Are you happy? Chances are… you probably aren’t. That’s because according to a new study by “24-7 Wall Street” that looked into the OECD’s Better Life Index to determine what the happiest nations on the planet are… the US didn’t even crack the top 10. The happy nations spend far more of their GDP on social programs than we do here in America. What’s the point of being exceptional – as Ronald Reagan would describe America – if that exceptionality doesn’t make us happy? Until we fix our elections – and kick the corporate millionaires and billionaires out – and claim once and for all that our democracy belongs to We The People – that it’s part of the commons – then we’ll always be stuck in the muck wondering if this… is as good as it gets…

Transition: What’s happening around the world right now…

Complete Story with all videos here

Let’s start this month’s round up in Derbyshire, where Melbourne Area Transition have received planning permission to install 48 PV panels on the roof of their local 12th century church, and there they now sit, in their energy-generating splendour.  Here’s a short film made by Chris Bird (author of the Transition book ‘Local Sustainable Homes’ who blogs here) where MAT’s Graham Truscott gives him a tour of the roof.

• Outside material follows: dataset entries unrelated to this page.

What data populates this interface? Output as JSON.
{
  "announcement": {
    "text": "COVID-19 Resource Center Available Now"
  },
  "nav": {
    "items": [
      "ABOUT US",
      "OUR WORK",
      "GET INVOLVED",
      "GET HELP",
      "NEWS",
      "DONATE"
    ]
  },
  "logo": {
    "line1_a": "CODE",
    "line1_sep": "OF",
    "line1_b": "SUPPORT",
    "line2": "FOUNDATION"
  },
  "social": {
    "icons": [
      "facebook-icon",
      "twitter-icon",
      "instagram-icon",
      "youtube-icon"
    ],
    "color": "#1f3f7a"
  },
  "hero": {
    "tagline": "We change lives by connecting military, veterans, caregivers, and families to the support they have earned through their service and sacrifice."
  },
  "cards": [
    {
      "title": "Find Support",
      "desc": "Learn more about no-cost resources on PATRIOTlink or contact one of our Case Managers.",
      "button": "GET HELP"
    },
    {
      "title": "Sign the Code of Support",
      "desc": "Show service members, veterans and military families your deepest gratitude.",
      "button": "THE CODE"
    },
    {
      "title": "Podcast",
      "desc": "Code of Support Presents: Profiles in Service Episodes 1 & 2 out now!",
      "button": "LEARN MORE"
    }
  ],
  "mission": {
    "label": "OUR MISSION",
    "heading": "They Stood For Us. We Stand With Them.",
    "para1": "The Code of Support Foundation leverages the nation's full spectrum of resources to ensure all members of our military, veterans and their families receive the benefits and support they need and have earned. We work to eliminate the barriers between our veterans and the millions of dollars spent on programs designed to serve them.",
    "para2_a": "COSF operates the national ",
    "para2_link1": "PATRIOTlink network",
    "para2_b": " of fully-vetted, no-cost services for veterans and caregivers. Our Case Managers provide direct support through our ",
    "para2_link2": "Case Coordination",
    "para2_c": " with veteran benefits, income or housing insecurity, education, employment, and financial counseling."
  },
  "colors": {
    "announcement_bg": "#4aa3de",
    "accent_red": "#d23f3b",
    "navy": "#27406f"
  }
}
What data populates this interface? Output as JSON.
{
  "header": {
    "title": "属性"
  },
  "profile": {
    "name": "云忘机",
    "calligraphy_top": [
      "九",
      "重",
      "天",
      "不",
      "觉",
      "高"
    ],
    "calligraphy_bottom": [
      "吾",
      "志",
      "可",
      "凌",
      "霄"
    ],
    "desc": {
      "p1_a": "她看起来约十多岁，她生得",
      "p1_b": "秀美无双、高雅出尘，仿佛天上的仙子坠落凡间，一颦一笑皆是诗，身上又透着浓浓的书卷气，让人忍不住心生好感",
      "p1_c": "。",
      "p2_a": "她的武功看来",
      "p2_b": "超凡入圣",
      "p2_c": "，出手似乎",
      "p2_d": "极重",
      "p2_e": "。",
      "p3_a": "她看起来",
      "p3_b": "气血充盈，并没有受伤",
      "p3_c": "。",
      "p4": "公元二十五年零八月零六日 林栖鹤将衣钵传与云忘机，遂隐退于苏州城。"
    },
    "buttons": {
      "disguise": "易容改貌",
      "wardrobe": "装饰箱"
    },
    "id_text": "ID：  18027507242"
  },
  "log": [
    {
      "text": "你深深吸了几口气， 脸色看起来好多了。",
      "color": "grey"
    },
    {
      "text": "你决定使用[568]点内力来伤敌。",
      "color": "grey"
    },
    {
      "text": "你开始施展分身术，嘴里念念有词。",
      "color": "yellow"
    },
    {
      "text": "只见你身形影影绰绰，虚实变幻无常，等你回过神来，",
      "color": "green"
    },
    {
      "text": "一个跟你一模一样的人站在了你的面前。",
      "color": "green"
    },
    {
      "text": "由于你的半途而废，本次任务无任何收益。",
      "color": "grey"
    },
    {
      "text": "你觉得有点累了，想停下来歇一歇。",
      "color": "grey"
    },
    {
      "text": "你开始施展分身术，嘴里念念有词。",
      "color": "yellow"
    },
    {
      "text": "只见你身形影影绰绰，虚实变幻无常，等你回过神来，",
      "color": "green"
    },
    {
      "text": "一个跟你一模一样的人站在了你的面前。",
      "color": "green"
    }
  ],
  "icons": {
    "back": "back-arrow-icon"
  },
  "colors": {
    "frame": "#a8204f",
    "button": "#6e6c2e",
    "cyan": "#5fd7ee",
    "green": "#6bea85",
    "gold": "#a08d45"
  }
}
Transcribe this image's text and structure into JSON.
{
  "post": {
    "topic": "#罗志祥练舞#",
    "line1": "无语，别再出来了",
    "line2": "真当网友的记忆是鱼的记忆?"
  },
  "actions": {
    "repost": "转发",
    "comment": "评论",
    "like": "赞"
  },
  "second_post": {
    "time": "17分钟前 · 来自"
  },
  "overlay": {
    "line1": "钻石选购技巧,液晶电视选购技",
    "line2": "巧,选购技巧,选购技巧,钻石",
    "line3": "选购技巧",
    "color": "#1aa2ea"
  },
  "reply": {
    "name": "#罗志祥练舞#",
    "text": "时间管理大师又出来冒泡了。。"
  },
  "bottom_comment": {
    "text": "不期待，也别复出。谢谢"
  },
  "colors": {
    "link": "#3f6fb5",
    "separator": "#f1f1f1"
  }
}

In a second video, Chris and Graham get in off the roof and talk in more depth about how the scheme came into being, and the obstacles it overcame:

TT-Llandeilo in Wales are fighting to save their historic Market Hall while plans are being considered for a new Sainsbury’s supermarket to the north of the town – read more in This is South Wales.  Picking up a story from last month’s round up, which was explored in more detail in the last Transition podcast, here is an article in Treehugger on TT-Whitehead planting 60,000 trees which includes their fantastic video that we featured here last month.